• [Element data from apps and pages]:

__________

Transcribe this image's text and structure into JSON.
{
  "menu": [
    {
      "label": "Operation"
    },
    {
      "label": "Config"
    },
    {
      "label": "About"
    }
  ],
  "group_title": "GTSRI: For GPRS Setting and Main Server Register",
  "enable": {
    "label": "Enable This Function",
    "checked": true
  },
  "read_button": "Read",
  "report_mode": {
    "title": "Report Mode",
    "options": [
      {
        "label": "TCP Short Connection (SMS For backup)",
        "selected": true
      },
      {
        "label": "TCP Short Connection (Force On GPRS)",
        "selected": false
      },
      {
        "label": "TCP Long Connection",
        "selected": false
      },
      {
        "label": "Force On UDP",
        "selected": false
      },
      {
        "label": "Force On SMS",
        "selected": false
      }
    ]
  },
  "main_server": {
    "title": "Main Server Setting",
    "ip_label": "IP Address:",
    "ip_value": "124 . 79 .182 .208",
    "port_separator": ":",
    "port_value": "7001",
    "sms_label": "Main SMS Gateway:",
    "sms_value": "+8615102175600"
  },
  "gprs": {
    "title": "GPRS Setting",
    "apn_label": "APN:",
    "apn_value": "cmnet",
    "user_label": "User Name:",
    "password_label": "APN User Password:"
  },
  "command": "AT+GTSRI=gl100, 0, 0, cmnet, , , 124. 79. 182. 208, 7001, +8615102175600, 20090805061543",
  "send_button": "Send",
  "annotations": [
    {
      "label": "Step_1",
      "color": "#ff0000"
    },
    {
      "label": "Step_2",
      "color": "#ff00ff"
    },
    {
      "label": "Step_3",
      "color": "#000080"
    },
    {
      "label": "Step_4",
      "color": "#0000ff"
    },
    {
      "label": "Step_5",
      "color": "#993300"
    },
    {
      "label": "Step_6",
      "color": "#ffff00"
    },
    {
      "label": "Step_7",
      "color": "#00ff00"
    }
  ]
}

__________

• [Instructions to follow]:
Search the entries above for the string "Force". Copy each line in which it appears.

• [Solution for this problem]:
        "label": "TCP Short Connection (Force On GPRS)",
        "label": "Force On UDP",
        "label": "Force On SMS",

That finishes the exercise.